Video conferencing tools: Zoom, GoToMeeting, Google Hangouts, BlueJeans

Be Your Own Snack Captain

If you’re lucky enough to be in an office with a well-stocked kitchen, you might find yourself cranky this week. So when you make your next grocery run, consider adding easy snacks and sandwich stuff to your cart. Prepare salads or sandwiches ahead of time, or go buy lunch if you feel healthy and comfortable doing so. Too many times, I skipped lunch because I didn’t have anything easy to make and felt too stressed to go out.

Food delivery services: Baltimore-based Hungry Harvest delivers recovered produce and pantry staples that would otherwise go to waste.

Set Boundaries

Get dressed.
Okay, wear sweatpants on the first day because you deserve it. But full-time work-from-home-ers agree that it makes a huge difference to act the same as you would if you were actually going to work. Shower, shave, and put on fresh clothes. Doing all of that will also help when you want to run out for lunch in the afternoon and realize you need to face the public.

When work is over, shut down the computer.
You’re saving time in your day by avoiding the commute, but that doesn’t mean you need to keep working all night. It’s Spring!
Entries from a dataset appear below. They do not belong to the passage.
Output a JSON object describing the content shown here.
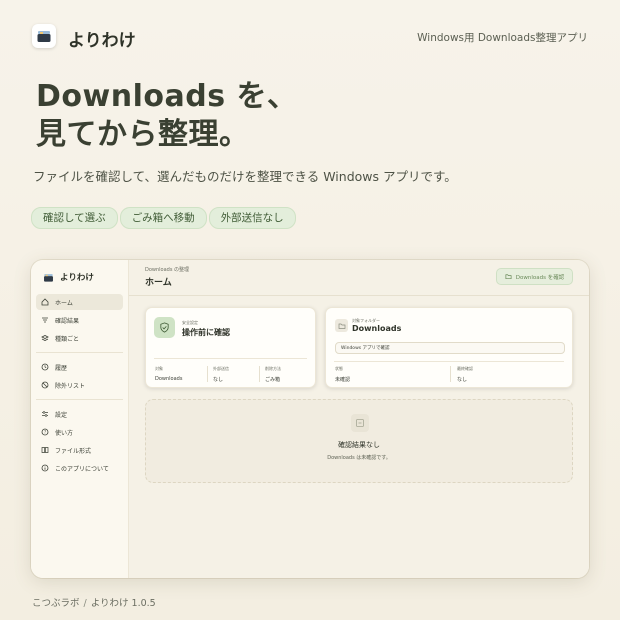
{
  "header": {
    "brand": "よりわけ",
    "tagline": "Windows用 Downloads整理アプリ"
  },
  "hero": {
    "title_line1": "Downloads を、",
    "title_line2": "見てから整理。",
    "subtitle": "ファイルを確認して、選んだものだけを整理できる Windows アプリです。"
  },
  "chips": [
    "確認して選ぶ",
    "ごみ箱へ移動",
    "外部送信なし"
  ],
  "app": {
    "brand": "よりわけ",
    "nav": {
      "home": "ホーム",
      "results": "確認結果",
      "types": "種類ごと",
      "history": "履歴",
      "exclude": "除外リスト",
      "settings": "設定",
      "howto": "使い方",
      "formats": "ファイル形式",
      "about": "このアプリについて"
    },
    "main": {
      "eyebrow": "Downloads の整理",
      "title": "ホーム",
      "primary_button": "Downloads を確認"
    },
    "card_safety": {
      "eyebrow": "安全設定",
      "title": "操作前に確認",
      "stats": [
        {
          "label": "対象",
          "value": "Downloads"
        },
        {
          "label": "外部送信",
          "value": "なし"
        },
        {
          "label": "削除方法",
          "value": "ごみ箱"
        }
      ]
    },
    "card_folder": {
      "eyebrow": "対象フォルダー",
      "title": "Downloads",
      "path": "Windows アプリで確認",
      "stats": [
        {
          "label": "状態",
          "value": "未確認"
        },
        {
          "label": "最終確認",
          "value": "なし"
        }
      ]
    },
    "empty": {
      "title": "確認結果なし",
      "subtitle": "Downloads は未確認です。"
    }
  },
  "footer": {
    "maker": "こつぶラボ",
    "product_version": "よりわけ 1.0.5"
  },
  "colors": {
    "background": "#f5f0e4",
    "accent_green": "#e3eedb",
    "text": "#2f3329"
  }
}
Why not cap off your workday with a walk? Literally shutting down your computer will help prevent you from “just doing one last thing that will only take five seconds,” which we know always ends in you surfacing hours later. After all, sleep is crucial for maintaining good health, and your computer needs to rest and reboot too.
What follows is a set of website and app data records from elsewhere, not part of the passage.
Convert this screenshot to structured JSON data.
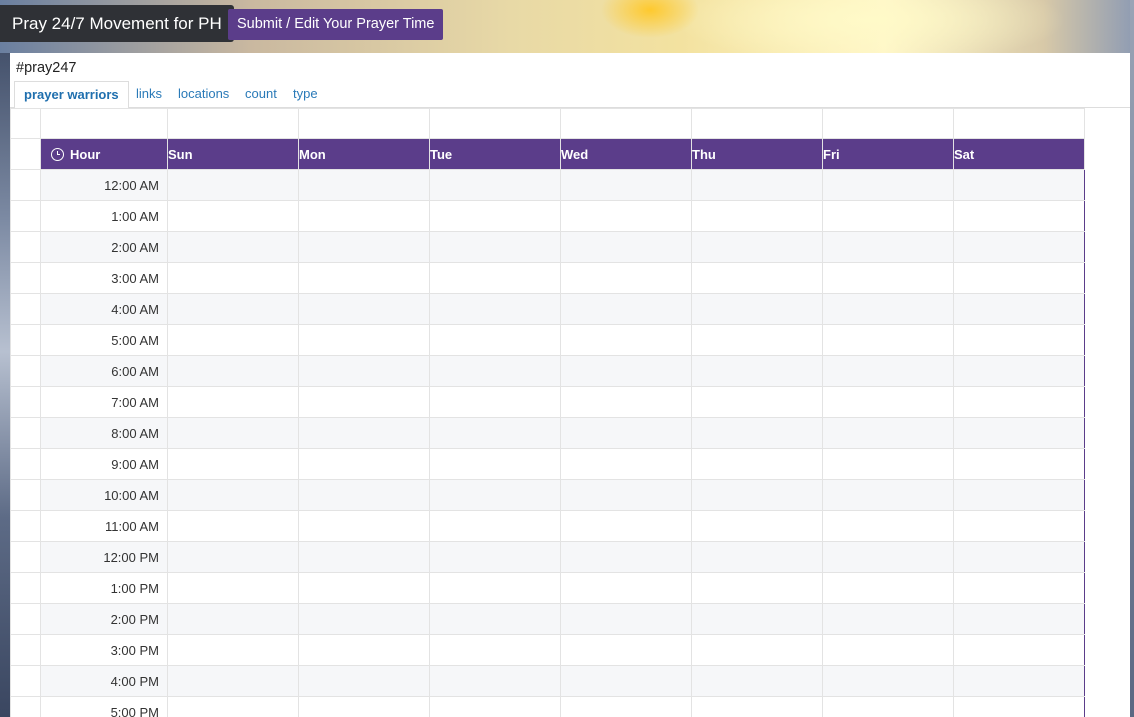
{
  "navbar": {
    "brand": "Pray 24/7 Movement for PH",
    "submit_label": "Submit / Edit Your Prayer Time"
  },
  "hashtag": "#pray247",
  "tabs": [
    "prayer warriors",
    "links",
    "locations",
    "count",
    "type"
  ],
  "active_tab": "prayer warriors",
  "schedule": {
    "hour_header": "Hour",
    "hour_icon": "clock-icon",
    "days": [
      "Sun",
      "Mon",
      "Tue",
      "Wed",
      "Thu",
      "Fri",
      "Sat"
    ],
    "hours": [
      "12:00 AM",
      "1:00 AM",
      "2:00 AM",
      "3:00 AM",
      "4:00 AM",
      "5:00 AM",
      "6:00 AM",
      "7:00 AM",
      "8:00 AM",
      "9:00 AM",
      "10:00 AM",
      "11:00 AM",
      "12:00 PM",
      "1:00 PM",
      "2:00 PM",
      "3:00 PM",
      "4:00 PM",
      "5:00 PM"
    ]
  },
  "colors": {
    "header_purple": "#5b3d8a",
    "link_blue": "#2a7ab8",
    "brand_dark": "#2f3136"
  }
}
Go Outside

I’m serious. Try starting your day with a coffee on the porch or a stroll around the block. We may be quarantined, but the weather forecast is looking inviting and may be the best thing to quell Coronavirus anxieties. Also, you can’t always wait for a nice, natural break in your workflow. Sometimes you just need to drop it and step outside, even for a minute.

Support Local Businesses (if you can)

Stay sane, maintain your humanity, and support your local businesses and service industry workers. They are taking extra precautions, so if you’re healthy and comfortable, consider taking your laptop and hand sanitizer to the coffee shop for an hour. I visited the new Sizka sushi in O’Donnell Square today and noticed the WiFi password was prominently displayed in the spacious, clean, quiet restaurant. In Fells Point, Cafe Latte’Da even has a printer available.

That being said, the situation with COVID-19 is developing as we speak, so be informed and consider carrying a pack of tissues wherever you go to avoid touching door handles.

Connect Online

Tap into online communities such as the Baltimore Graphic Designers Facebook group, Baltimore Womxn in Tech (BWiT), Elevate and Cultivate Design Collaborative or Monument Women’s Creative Alliance (MWCA) to stay connected, get feedback on your work, and exchange knowledge.

Get a Puzzle

Okay, not entirely relevant, but have you done a puzzle lately? If you need something to distract you from work and COVID-19 tweets and keep you off your phone, this is it. They’re my new favorite winter activity, and it might be worth pulling one out if you’ll be practicing social distancing for an extended time.

Want more? I enjoyed this Instagram post by Post Typography co-founder and full-time work-from-home-er Nolen Strals:

Feature image by Glenn Carstens-Peters on Unsplash
unsplash-logoGlenn Carstens-Peters

By Frances Miller
Published March 13, 2020